**BRIEF**
From the first entry to the last, copy each one exactly.

Content starts

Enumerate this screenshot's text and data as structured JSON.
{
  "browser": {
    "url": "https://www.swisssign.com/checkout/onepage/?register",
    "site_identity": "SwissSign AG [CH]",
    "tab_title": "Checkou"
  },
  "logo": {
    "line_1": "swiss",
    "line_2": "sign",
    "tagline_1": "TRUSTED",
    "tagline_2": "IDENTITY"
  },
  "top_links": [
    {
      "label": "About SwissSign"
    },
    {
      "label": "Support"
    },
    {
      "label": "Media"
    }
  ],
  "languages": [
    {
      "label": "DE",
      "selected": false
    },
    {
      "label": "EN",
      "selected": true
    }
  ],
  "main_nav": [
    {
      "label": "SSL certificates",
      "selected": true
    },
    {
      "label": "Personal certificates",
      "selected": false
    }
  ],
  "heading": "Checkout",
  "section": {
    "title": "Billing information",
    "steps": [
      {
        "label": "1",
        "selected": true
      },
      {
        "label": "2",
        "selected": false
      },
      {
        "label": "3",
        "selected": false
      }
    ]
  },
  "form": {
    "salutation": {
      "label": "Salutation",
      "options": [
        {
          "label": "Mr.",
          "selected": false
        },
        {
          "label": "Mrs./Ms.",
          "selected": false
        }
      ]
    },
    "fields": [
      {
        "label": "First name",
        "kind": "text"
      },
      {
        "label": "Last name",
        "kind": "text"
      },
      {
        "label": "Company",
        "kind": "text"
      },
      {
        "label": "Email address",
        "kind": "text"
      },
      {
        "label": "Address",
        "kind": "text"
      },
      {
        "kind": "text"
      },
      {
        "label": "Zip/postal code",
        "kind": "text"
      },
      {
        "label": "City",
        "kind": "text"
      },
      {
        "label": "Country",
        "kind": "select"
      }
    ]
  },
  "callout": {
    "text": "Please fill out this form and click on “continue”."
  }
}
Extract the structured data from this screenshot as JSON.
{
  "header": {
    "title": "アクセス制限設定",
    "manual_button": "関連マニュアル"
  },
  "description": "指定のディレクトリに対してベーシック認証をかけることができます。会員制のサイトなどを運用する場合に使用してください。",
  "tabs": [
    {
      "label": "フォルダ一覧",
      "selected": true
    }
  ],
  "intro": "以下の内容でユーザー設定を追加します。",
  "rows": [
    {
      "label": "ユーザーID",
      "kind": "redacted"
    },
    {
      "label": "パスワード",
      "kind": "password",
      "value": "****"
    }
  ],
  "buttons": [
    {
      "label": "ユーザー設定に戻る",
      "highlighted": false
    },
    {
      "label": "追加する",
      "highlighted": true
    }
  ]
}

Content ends

**RESULT FOR THIS TASK**
Enumerate this screenshot's text and data as structured JSON.
{
  "browser": {
    "url": "https://www.swisssign.com/checkout/onepage/?register",
    "site_identity": "SwissSign AG [CH]",
    "tab_title": "Checkou"
  },
  "logo": {
    "line_1": "swiss",
    "line_2": "sign",
    "tagline_1": "TRUSTED",
    "tagline_2": "IDENTITY"
  },
  "top_links": [
    {
      "label": "About SwissSign"
    },
    {
      "label": "Support"
    },
    {
      "label": "Media"
    }
  ],
  "languages": [
    {
      "label": "DE",
      "selected": false
    },
    {
      "label": "EN",
      "selected": true
    }
  ],
  "main_nav": [
    {
      "label": "SSL certificates",
      "selected": true
    },
    {
      "label": "Personal certificates",
      "selected": false
    }
  ],
  "heading": "Checkout",
  "section": {
    "title": "Billing information",
    "steps": [
      {
        "label": "1",
        "selected": true
      },
      {
        "label": "2",
        "selected": false
      },
      {
        "label": "3",
        "selected": false
      }
    ]
  },
  "form": {
    "salutation": {
      "label": "Salutation",
      "options": [
        {
          "label": "Mr.",
          "selected": false
        },
        {
          "label": "Mrs./Ms.",
          "selected": false
        }
      ]
    },
    "fields": [
      {
        "label": "First name",
        "kind": "text"
      },
      {
        "label": "Last name",
        "kind": "text"
      },
      {
        "label": "Company",
        "kind": "text"
      },
      {
        "label": "Email address",
        "kind": "text"
      },
      {
        "label": "Address",
        "kind": "text"
      },
      {
        "kind": "text"
      },
      {
        "label": "Zip/postal code",
        "kind": "text"
      },
      {
        "label": "City",
        "kind": "text"
      },
      {
        "label": "Country",
        "kind": "select"
      }
    ]
  },
  "callout": {
    "text": "Please fill out this form and click on “continue”."
  }
}
Extract the structured data from this screenshot as JSON.
{
  "header": {
    "title": "アクセス制限設定",
    "manual_button": "関連マニュアル"
  },
  "description": "指定のディレクトリに対してベーシック認証をかけることができます。会員制のサイトなどを運用する場合に使用してください。",
  "tabs": [
    {
      "label": "フォルダ一覧",
      "selected": true
    }
  ],
  "intro": "以下の内容でユーザー設定を追加します。",
  "rows": [
    {
      "label": "ユーザーID",
      "kind": "redacted"
    },
    {
      "label": "パスワード",
      "kind": "password",
      "value": "****"
    }
  ],
  "buttons": [
    {
      "label": "ユーザー設定に戻る",
      "highlighted": false
    },
    {
      "label": "追加する",
      "highlighted": true
    }
  ]
}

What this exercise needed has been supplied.